Monday, February 18, 2008

O' slightly more Aisterly speculation....

Some weeks ago I had an E-mail conversation with Alan McKinney that led me to find something in the Griffith's Valuation data. For those of you who don't know: between 1848 and 1864, all land was surveyed for the purpose of establishing the level of rates (local tax) to be paid by each landholder or leaseholder. It was later used as a means to help support and feed the poor in Ireland during the famine. If you earned more than 3lbs per year, which was later raised to 5lbs per year you were assessed a tax based upon this data.

Most of the Census data was lost when The Public Record Office in Dublin's Four Courts building complex was destroyed on June 29, 1922 during the Irish Civil War. Among the irreplaceable documents were the census schedules of 1821 through 1851, wills and administrations as well as almost a thousand Church of Ireland parish registers. Although some few fragments of these records did survive the fire, for genealogists their destruction is a great loss of data needed to construct relationships with their ancestors it was a genealogical tragedy and wall we run up against that stops the average researcher in their tracks. The rest of us have learned the hard way to rely on other sources. Tithe Books, Freeholder Polling Lists, The Griffith's Valuation Data, Etc.

What I found in the Griffith Valuation data intrigued me. I have been able to determine from the Griffith's Data that Alexander Gilmour/Gilmore did in fact live at the Killaloo Glebe. BUT I also found that an Alexander Gilmore lived at Mettican Glebe near Coleraine. There is also listed a Jane Gilmore too. There is however, no concrete proof to indicate that this is my Alexander, or even perhaps as I suspect his Father. The Glynn/Glenn family can also be found in this area in the data.

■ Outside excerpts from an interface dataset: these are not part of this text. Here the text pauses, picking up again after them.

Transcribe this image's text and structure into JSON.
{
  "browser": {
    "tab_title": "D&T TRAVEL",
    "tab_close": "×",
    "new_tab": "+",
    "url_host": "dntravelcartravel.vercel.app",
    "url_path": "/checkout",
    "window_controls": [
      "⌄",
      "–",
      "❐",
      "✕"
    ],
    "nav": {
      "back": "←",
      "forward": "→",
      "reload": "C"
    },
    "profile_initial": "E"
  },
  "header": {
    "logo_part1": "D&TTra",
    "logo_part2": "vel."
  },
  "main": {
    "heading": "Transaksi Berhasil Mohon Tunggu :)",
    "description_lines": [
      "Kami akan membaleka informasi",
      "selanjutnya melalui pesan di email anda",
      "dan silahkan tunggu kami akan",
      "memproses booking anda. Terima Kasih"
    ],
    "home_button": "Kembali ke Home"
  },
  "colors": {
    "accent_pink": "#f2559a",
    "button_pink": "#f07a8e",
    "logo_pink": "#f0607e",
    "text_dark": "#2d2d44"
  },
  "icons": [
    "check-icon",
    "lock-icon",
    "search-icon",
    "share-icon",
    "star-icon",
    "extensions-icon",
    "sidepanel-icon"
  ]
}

Now, My Great Great Great Grandfather Robert Gilmour's wife Mary Pollock emigrated from the Portrush/Coleraine area in 1846 at age 11. As a somewhat seasoned genealogical researcher I have come to realize that further research at a later date may very well prove what I am about to speculate to be proved as untrue. Yeah, but, the writer and novelist in me can't help but let my unbridled imagination run wild.

So here I go: It is possible, although unprovable at this point, that Robert, either visiting a Grandparent, or living there as a child if this Alexander was in fact his father, might have known his future wife Mary as a "childhood sweetheart" or playmate. AWW MUSH!

Yep! here it comes... Back story to the novel O' Wasterly Gale© possible inclusion more than likely, and in Ullans dialect:

Summer, 1846,

On the beach at Portrush, Northern Ireland.

Mary watched the sand squish between her toes.

"Doo ye think tha trip wil bae lang?"

"It's a weill-kent fact the say."

She lifted her foot, and pressed down again in a new spot.

"Ye'll gae ta Killaloo thon?"

"Aye, Mae Fathar weil moove frea this Glebe tae thon."

"Yae'll bae neer yer kin as weel."


Robert squished his foot into the place in the sand where Mary's foot had been.

"Ay'll miss yea ye kno…"


"Doo yea think yea'll 'member mea yince Ay'm gaen?"

"Shure an Ay weill, yer me ain dear pet yea kno…"

Mary pressed her foot gently down over Robert's and into the sand. A wave washed into the shore and swirled around their ankles.

~ ~ ~

Sorry, I just couldn't resist.